Damak notes that the bulk of banks’ near-term use cases will likely focus on offering incremental innovation (i.e., small efficiency gains and other improvements across business units) and will be based on specific business needs.
GenAI is revolutionary. The most immediate impact that the innovative technology is expected to have on banks, much like digital transformation before it, is further advancing customer experience and personalised product offerings.
Journey towards net zero
Finance has long been at the heart of global climate negotiations, energy transition, climate adaptation and disaster relief.
“The journey towards a more sustainable future requires an active approach from investors,” says Neha Coulon, managing director and head of ESG for EMEA at J.P. Morgan Private Bank.
“Engaging with fund managers who possess expertise in navigating the complexities of climate risk is crucial.”
With the goal of net-zero carbon emissions by 2050, sustainable finance has become an urgent priority. As drivers of sustainable economic growth, GCC banks are vital contributors to global climate efforts.
“We expect green and sustainable finance to become one of the main contributors to the growth of the banking industry in the GCC for the next few years,” Damak tells Gulf Business while projecting a higher volume of sustainability bonds and sukuk issuance from the region.
Sustainable finance can boost revenues for GCC banks and contribute substantially to businesses’ progress in meeting global climate goals, but success requires a strategic approach.
Neha underscores that by seizing the opportunities presented by investing in climate solutions, the financial services sector can create a resilient and sustainable world for future generations.
Global accounting firm EY said nearly three-quarters of the MENA banks have developed environmental, social, and governance (ESG) strategies, but few have robust ESG governance and accountability frameworks that promote rigorous implementation.

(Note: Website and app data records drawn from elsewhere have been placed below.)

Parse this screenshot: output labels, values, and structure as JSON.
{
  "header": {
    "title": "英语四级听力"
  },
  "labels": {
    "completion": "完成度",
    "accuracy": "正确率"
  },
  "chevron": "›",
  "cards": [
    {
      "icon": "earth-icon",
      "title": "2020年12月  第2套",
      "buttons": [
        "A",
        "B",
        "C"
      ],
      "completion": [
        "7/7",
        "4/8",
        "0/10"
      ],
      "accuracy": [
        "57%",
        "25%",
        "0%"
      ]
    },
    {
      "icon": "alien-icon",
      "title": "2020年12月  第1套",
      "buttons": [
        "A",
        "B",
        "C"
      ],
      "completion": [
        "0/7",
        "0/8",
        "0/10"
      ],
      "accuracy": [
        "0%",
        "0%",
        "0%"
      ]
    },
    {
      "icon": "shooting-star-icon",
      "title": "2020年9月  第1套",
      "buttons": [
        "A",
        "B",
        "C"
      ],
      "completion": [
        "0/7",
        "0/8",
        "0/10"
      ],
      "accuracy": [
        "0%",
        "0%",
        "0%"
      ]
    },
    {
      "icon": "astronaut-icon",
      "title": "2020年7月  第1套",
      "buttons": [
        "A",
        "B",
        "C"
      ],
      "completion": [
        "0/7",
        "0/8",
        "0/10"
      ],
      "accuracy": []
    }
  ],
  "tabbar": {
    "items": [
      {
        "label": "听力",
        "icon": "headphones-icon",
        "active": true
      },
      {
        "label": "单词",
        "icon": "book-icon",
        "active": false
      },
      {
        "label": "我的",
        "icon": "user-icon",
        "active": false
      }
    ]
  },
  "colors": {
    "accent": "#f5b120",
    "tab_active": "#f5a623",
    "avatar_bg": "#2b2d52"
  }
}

Meantime, the GCC banking sector has gone through a fundamental transformation and has been on a growth trajectory over the past decades. This development is playing an increasingly important role in the region’s overall economic growth.